Extracted information START

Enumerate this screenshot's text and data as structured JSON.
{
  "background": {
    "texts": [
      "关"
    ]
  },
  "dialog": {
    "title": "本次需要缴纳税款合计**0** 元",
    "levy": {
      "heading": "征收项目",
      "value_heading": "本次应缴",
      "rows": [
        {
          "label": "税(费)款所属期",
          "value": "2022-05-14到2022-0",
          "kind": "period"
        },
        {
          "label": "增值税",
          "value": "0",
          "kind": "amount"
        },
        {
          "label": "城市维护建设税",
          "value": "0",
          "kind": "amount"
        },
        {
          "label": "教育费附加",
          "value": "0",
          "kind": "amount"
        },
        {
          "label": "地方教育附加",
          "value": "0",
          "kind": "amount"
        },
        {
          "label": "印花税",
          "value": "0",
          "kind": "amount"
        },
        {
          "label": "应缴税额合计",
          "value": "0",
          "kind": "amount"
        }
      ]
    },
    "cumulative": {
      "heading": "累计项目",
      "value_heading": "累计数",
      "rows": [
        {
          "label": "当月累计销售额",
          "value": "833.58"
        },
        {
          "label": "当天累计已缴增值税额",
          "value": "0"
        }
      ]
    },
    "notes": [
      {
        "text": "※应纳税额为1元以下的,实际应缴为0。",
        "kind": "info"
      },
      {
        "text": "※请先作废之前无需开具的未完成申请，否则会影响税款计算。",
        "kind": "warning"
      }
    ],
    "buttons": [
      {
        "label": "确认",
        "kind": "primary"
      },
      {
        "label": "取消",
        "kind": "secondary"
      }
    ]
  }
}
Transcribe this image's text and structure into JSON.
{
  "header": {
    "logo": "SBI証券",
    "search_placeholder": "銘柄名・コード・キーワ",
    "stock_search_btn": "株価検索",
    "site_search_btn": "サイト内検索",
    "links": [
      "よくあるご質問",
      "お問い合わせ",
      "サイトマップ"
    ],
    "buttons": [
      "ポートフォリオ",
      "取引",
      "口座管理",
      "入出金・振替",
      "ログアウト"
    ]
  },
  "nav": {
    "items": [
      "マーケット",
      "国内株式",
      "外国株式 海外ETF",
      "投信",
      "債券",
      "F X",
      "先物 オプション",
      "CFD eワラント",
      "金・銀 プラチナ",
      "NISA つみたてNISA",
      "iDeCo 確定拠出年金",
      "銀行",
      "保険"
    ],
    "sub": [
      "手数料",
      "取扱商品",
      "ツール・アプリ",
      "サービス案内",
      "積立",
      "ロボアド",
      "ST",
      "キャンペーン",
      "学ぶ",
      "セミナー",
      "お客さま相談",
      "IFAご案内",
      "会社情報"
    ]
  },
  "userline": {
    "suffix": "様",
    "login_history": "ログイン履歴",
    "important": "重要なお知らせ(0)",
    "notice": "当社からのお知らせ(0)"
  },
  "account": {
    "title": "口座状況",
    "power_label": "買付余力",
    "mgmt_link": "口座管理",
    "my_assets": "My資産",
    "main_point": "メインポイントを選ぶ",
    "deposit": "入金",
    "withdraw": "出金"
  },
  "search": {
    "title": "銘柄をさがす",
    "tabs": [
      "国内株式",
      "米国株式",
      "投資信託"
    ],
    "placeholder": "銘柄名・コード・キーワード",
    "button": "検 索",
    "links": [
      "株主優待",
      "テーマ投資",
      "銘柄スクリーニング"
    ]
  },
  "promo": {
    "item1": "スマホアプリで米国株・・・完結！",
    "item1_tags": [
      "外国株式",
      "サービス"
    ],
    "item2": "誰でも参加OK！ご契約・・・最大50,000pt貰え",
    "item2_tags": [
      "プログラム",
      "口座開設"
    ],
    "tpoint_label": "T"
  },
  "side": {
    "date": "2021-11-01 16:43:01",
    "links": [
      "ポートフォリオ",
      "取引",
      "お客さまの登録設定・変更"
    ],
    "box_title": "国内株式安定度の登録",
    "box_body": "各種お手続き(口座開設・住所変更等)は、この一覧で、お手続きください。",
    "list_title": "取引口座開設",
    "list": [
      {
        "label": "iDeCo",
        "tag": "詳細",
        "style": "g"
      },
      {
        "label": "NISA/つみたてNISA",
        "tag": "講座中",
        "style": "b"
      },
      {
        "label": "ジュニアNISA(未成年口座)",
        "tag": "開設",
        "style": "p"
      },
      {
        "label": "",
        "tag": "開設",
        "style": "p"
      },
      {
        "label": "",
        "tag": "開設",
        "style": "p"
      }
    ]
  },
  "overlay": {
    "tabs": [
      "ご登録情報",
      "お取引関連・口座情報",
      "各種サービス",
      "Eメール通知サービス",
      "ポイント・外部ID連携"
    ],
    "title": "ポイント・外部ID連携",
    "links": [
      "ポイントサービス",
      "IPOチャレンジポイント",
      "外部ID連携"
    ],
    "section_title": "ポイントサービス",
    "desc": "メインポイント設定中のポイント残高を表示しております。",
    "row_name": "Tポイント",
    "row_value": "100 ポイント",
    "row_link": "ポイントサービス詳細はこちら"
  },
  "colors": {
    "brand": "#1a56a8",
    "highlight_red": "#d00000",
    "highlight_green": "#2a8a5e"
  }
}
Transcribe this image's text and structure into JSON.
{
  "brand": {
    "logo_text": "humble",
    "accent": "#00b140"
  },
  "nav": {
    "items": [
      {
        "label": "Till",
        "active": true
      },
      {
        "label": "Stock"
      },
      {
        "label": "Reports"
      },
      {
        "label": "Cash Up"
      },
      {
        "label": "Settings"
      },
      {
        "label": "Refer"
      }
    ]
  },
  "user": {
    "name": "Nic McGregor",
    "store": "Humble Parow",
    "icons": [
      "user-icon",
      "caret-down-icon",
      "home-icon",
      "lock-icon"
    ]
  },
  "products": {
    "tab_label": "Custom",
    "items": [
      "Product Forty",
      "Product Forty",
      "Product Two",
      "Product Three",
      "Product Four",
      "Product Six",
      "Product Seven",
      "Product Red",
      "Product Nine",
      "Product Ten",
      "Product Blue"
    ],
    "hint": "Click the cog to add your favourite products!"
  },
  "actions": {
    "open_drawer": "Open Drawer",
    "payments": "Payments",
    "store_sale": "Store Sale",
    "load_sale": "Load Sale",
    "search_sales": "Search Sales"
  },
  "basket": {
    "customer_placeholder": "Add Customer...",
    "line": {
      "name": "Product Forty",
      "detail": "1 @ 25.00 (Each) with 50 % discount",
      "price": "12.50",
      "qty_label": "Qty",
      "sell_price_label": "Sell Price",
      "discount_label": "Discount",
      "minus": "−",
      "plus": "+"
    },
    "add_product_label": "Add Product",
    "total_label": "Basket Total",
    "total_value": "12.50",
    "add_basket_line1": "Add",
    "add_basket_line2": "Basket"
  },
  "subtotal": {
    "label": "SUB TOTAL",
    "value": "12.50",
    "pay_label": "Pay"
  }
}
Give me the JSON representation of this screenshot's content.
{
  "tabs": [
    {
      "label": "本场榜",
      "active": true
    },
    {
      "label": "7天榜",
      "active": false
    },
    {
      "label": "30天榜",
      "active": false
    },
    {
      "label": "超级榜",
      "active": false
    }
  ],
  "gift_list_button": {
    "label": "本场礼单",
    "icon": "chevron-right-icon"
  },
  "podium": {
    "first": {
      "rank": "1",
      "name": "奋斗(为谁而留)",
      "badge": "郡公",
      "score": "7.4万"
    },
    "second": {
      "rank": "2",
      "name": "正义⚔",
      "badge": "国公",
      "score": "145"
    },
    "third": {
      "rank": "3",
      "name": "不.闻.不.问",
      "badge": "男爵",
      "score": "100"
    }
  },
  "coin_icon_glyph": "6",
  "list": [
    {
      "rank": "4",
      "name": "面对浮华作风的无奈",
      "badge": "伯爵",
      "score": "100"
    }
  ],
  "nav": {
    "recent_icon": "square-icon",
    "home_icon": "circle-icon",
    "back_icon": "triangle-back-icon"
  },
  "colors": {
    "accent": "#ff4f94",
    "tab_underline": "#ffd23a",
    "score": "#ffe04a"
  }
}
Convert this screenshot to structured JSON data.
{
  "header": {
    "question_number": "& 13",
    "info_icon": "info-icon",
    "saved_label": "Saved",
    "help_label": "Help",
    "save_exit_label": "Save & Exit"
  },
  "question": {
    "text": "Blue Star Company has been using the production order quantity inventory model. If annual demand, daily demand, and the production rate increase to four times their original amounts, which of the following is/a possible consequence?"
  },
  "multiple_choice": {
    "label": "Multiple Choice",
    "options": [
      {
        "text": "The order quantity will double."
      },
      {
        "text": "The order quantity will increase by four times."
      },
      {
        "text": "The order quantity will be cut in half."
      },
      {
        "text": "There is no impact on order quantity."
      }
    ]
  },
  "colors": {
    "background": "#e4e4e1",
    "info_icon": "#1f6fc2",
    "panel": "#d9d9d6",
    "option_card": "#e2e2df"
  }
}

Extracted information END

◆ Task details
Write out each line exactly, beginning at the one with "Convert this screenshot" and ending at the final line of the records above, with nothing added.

◆ Response to this exercise
Convert this screenshot to structured JSON data.
{
  "header": {
    "question_number": "& 13",
    "info_icon": "info-icon",
    "saved_label": "Saved",
    "help_label": "Help",
    "save_exit_label": "Save & Exit"
  },
  "question": {
    "text": "Blue Star Company has been using the production order quantity inventory model. If annual demand, daily demand, and the production rate increase to four times their original amounts, which of the following is/a possible consequence?"
  },
  "multiple_choice": {
    "label": "Multiple Choice",
    "options": [
      {
        "text": "The order quantity will double."
      },
      {
        "text": "The order quantity will increase by four times."
      },
      {
        "text": "The order quantity will be cut in half."
      },
      {
        "text": "There is no impact on order quantity."
      }
    ]
  },
  "colors": {
    "background": "#e4e4e1",
    "info_icon": "#1f6fc2",
    "panel": "#d9d9d6",
    "option_card": "#e2e2df"
  }
}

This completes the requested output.